Many developers assume they know how to write a good test, but in my experience few developers really do. They test units of code rather than units of behavior and their tests become implementation dependent and break when the code is refactored. Rather than providing a safety net for developers to catch errors when refactoring, these tests break when code is changed, even if the behavior hasn't changed. Instead of supporting us when refactoring, implementation dependent tests end up just causing extra work.
A good test defines behavior without specifying implementation details. It states the result it wants, not how to get it. For example, if a document can be sorted we may write a test for this by passing in an unsorted document and validate the document we get back is sorted. The document doesn't care how it’s sorted, just that it is sorted. If we later add a business rule that says, “For documents under 100 lines long use quick sort, otherwise use bubble sort,” we'd add two tests, one to validate quick sort was selected for sorting a document 99 lines long, and another test to validate bubble sort is selected for a document 100 lines long.
In this case, since we're testing a boundary we need two tests, one below the boundary and one above. We generally pick values on the border, in this case 99 for below and 100 for above. Notice, we don't have a test for 98 because that would behave like the test for 99. Likewise, we don't have a test for 101 as it would behave the same as the test for 100.

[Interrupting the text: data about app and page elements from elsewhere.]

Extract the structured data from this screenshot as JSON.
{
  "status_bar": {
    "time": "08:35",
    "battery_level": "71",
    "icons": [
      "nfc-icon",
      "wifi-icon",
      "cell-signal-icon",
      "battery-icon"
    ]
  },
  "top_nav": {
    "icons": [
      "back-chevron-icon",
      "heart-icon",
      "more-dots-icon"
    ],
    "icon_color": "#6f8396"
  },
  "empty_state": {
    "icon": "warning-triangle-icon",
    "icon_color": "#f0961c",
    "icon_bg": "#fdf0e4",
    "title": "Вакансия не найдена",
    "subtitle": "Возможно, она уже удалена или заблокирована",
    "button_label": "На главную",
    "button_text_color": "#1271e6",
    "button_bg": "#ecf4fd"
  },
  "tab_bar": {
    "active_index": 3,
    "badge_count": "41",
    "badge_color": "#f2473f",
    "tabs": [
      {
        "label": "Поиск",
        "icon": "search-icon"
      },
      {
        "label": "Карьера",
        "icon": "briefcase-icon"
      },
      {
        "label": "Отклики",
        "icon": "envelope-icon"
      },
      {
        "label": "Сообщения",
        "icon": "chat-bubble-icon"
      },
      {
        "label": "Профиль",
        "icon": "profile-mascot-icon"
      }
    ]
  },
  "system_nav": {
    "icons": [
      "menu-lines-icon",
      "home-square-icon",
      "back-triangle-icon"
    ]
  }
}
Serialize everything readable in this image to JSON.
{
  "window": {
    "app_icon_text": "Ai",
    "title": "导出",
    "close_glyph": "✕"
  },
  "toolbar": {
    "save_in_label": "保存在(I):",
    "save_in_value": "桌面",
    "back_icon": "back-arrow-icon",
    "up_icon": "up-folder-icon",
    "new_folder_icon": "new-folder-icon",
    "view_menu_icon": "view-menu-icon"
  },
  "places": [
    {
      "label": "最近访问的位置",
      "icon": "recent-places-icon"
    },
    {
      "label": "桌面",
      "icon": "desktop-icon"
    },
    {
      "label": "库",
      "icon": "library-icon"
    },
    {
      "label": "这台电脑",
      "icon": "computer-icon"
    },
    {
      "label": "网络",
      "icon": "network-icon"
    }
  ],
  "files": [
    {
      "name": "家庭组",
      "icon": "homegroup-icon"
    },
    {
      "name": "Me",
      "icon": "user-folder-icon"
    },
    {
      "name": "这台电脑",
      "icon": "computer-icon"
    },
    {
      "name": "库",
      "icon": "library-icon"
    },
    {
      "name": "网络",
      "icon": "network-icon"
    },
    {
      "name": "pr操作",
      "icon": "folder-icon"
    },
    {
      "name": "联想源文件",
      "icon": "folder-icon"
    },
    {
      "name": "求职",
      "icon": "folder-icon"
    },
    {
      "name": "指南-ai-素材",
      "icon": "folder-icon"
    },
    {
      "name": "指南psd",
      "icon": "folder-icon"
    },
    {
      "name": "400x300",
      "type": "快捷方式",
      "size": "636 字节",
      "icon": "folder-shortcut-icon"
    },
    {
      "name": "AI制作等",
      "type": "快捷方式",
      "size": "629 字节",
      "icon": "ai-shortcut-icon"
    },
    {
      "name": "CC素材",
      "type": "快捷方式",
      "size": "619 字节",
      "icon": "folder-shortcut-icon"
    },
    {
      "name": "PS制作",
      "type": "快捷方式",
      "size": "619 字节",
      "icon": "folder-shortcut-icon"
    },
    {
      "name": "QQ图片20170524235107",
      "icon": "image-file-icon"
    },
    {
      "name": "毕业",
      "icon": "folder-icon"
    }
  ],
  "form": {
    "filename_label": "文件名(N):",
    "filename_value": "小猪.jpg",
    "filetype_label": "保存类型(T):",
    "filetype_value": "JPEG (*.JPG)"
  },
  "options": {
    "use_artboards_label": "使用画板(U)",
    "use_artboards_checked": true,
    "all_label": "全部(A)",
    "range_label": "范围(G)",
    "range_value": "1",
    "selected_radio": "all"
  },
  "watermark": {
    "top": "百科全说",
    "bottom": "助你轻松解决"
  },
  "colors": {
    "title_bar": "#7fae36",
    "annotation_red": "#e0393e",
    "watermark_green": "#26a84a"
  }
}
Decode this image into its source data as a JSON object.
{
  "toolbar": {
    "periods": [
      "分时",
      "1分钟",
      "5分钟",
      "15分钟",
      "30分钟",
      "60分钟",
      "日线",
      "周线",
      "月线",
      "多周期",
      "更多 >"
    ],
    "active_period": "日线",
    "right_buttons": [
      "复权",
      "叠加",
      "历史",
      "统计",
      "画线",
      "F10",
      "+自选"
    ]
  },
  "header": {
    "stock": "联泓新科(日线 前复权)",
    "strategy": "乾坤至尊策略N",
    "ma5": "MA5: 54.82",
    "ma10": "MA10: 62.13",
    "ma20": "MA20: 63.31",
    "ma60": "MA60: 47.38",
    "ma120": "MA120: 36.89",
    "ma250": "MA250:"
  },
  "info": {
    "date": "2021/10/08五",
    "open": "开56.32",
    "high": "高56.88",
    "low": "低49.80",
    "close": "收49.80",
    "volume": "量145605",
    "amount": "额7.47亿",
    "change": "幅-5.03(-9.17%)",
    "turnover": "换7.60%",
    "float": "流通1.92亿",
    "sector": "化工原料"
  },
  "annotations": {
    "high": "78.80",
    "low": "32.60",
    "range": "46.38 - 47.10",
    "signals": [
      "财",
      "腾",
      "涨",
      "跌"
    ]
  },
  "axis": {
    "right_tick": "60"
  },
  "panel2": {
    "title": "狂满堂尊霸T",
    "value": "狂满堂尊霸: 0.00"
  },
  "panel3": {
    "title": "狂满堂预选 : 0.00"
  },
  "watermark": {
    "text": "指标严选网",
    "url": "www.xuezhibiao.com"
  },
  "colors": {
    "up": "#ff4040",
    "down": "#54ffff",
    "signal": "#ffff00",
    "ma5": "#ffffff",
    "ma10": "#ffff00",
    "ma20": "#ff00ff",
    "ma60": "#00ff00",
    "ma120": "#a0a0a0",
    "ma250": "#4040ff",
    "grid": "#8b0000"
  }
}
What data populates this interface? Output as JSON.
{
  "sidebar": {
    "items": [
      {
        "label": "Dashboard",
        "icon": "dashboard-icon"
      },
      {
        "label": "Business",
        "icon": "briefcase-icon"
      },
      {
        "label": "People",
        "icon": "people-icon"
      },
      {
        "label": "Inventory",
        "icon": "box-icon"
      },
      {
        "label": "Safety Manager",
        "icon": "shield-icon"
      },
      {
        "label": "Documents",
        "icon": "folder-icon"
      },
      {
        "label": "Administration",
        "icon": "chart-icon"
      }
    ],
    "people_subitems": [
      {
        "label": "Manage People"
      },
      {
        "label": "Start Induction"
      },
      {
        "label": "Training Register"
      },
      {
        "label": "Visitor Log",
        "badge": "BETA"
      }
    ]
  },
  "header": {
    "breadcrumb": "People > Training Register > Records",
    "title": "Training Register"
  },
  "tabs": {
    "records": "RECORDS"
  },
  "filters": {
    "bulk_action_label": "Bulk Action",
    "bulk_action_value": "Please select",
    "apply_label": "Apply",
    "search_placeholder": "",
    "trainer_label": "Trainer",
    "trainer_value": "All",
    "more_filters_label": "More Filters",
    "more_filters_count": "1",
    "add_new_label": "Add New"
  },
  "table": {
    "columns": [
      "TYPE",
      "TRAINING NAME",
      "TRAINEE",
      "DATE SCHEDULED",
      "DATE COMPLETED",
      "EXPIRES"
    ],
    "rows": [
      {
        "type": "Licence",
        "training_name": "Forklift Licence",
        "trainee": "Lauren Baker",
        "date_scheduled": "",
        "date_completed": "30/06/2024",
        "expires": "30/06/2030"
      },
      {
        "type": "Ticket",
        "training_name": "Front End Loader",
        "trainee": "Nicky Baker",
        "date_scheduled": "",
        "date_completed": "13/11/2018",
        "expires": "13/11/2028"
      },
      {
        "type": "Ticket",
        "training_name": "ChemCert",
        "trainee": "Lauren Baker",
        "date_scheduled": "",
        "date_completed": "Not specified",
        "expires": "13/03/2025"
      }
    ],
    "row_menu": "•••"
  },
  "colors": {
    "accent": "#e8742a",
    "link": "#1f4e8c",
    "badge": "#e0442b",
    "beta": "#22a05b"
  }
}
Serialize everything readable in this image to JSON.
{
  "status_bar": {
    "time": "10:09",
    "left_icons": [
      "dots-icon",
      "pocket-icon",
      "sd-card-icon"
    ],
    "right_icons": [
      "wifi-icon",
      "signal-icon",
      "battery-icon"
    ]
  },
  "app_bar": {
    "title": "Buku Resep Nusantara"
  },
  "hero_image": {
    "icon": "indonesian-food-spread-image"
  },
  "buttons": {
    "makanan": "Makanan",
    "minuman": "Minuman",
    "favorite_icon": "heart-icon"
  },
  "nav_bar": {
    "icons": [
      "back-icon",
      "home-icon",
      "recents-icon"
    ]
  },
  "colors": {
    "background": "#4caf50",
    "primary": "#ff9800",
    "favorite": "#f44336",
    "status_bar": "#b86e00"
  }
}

If we built our sort algorithms test-first then we may have tests that reach into the implementation of “sort” but that's not Document's concern. From the document's perspective it's only concerned with whether the document is sorted after sort is invoked and from the document factory's perspective, it's only concerned that the right sort algorithm is invoked based on the number of lines in the document. These are separate concerns that end up being separate, implementation-independent tests.